Clinton must win 33% of remaining pledged delegates to get a majority in pledged delegates

Sanders must win 67% of remaining pledged delegates to get a majority in pledged delegates

In overall delegates (pledged + super), Clinton holds an overall lead of 769 delegates

Sanders must win 92% of remaining delegates to reach 2,383 magic number

Do Trump's fundraising numbers for veterans add up?

As NBC's Hallie Jackson reported on "Today" this morning, Donald Trump will hold a news conference at 11:00 am ET to respond to criticism that his January 28 fundraiser for veterans didn't raise as much money as claimed. The Washington Post with more: "Last week — after intense pressure from the news media — Donald Trump made good on a promise he had made in January. He gave $1 million of his own money to a charity for veterans... On Tuesday morning, the day after Memorial Day, the presumptive Republican presidential nominee has scheduled a news conference at Trump Tower in New York. He is expected to announce that he had made good on a separate promise to veterans, made at the same time as the $1 million pledge... In January, on the night of the fundraiser, Trump was (seemingly) clear about the night's total haul. "We just cracked $6 million, right? Six million." But that figure appears to be false. Earlier this month, Trump campaign manager Corey Lewandowski said the fundraiser had actually netted $4.5 million, because some big donors had not paid up. Then, a few days later, Trump said Lewandowski's figures were wrong. In fact, Trump said, the total fundraising haul was $5.5 million, after he had made good on his own pledge to give $1 million from his pocket." The Clinton campaign will hold a conference call at 1:00 pm ET "to call out Donald Trump's hypocrisy by fraudulently touting his support for veterans when his actual record has been one of disrespect," per a press release.

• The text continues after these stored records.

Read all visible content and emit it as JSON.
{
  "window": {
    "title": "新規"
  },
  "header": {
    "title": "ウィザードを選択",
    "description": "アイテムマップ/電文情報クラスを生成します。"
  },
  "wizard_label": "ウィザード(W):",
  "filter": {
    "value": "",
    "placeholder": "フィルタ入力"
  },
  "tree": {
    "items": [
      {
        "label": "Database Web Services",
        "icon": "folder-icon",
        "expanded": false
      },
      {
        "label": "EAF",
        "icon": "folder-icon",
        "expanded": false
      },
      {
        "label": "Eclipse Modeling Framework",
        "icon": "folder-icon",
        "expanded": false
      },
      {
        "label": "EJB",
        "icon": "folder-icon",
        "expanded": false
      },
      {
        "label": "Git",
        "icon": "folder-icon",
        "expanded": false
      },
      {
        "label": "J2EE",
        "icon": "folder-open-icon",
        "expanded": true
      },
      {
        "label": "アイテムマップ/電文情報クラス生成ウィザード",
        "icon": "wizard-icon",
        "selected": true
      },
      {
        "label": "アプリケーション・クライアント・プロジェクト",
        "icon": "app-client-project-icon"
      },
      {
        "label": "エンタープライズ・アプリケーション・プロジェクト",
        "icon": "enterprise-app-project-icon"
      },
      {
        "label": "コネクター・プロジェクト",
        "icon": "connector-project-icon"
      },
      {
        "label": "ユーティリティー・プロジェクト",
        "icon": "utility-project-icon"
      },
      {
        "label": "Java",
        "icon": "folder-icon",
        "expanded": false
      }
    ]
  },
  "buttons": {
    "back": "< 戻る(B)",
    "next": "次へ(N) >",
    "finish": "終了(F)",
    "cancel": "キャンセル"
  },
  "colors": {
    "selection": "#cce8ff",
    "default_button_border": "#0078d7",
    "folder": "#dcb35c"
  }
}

Forget the dream third-party challenge to Trump and focus on the real third-party challenge -- Gary Johnson

For all of the media attention on whether a prominent Republican will mount a third-party challenge to Trump, here's the reality: We already have a third-party challenge: former New Mexico Gov. Gary Johnson. And unlike a Mitt Romney/Ben Sasse/Paul Ryan running -- which is UNLIKELY to happen -- Johnson will have ballot access. MSNBC's Jane Timm: "The Libertarian Party nominated former New Mexico Gov. Gary Johnson and former Massachusetts Gov. William Weld as its presidential ticket Sunday, as the party attempts to elevate itself into the mainstream during an election that's given the small party unprecedented opportunity."

NBC|SurveyMonkey poll: Clinton leads Trump by 2 points

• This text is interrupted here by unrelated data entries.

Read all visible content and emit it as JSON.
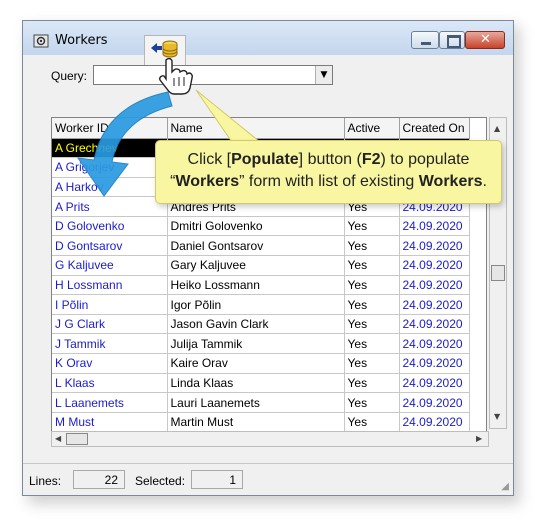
{
  "window": {
    "title": "Workers"
  },
  "query": {
    "label": "Query:",
    "value": ""
  },
  "grid": {
    "columns": [
      "Worker ID",
      "Name",
      "Active",
      "Created On"
    ],
    "rows": [
      {
        "id": "A Grechnev",
        "name": "",
        "active": "",
        "created": ""
      },
      {
        "id": "A Grigorjev",
        "name": "",
        "active": "",
        "created": ""
      },
      {
        "id": "A Harkov",
        "name": "",
        "active": "",
        "created": ""
      },
      {
        "id": "A Prits",
        "name": "Andres Prits",
        "active": "Yes",
        "created": "24.09.2020"
      },
      {
        "id": "D Golovenko",
        "name": "Dmitri Golovenko",
        "active": "Yes",
        "created": "24.09.2020"
      },
      {
        "id": "D Gontsarov",
        "name": "Daniel Gontsarov",
        "active": "Yes",
        "created": "24.09.2020"
      },
      {
        "id": "G Kaljuvee",
        "name": "Gary Kaljuvee",
        "active": "Yes",
        "created": "24.09.2020"
      },
      {
        "id": "H Lossmann",
        "name": "Heiko Lossmann",
        "active": "Yes",
        "created": "24.09.2020"
      },
      {
        "id": "I Põlin",
        "name": "Igor Põlin",
        "active": "Yes",
        "created": "24.09.2020"
      },
      {
        "id": "J G Clark",
        "name": "Jason Gavin Clark",
        "active": "Yes",
        "created": "24.09.2020"
      },
      {
        "id": "J Tammik",
        "name": "Julija Tammik",
        "active": "Yes",
        "created": "24.09.2020"
      },
      {
        "id": "K Orav",
        "name": "Kaire Orav",
        "active": "Yes",
        "created": "24.09.2020"
      },
      {
        "id": "L Klaas",
        "name": "Linda Klaas",
        "active": "Yes",
        "created": "24.09.2020"
      },
      {
        "id": "L Laanemets",
        "name": "Lauri Laanemets",
        "active": "Yes",
        "created": "24.09.2020"
      },
      {
        "id": "M Must",
        "name": "Martin Must",
        "active": "Yes",
        "created": "24.09.2020"
      }
    ]
  },
  "status": {
    "lines_label": "Lines:",
    "lines_value": "22",
    "selected_label": "Selected:",
    "selected_value": "1"
  },
  "callout": {
    "line1_pre": "Click [",
    "line1_bold1": "Populate",
    "line1_mid": "] button (",
    "line1_bold2": "F2",
    "line1_post": ") to populate",
    "line2_pre": "“",
    "line2_bold1": "Workers",
    "line2_mid": "” form with list of existing ",
    "line2_bold2": "Workers",
    "line2_post": "."
  },
  "icons": {
    "window": "workers-app-icon",
    "populate": "populate-database-icon",
    "cursor": "hand-pointer-icon"
  },
  "colors": {
    "link_blue": "#1b1bcc",
    "selected_bg": "#000000",
    "selected_fg": "#ffff00",
    "callout_bg": "#f9f6a2",
    "arrow_blue": "#2a9be0"
  }
}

Finally, our weekly online NBC|SurveyMonkey tracking poll has Hillary Clinton leading Donald Trump by 2 points, 47%-45% -- down from 4 points last week (47%-43%).

On the trail

Donald Trump holds his press conference in New York at 11:00 am ET… And Bernie Sanders campaigns in California, hitting Emeryville, Santa Cruz, and Monterey. Don't forget to check out the political unit's rolling minute-to-minute coverage of all the latest 2016 developments at the On the Trail liveblog at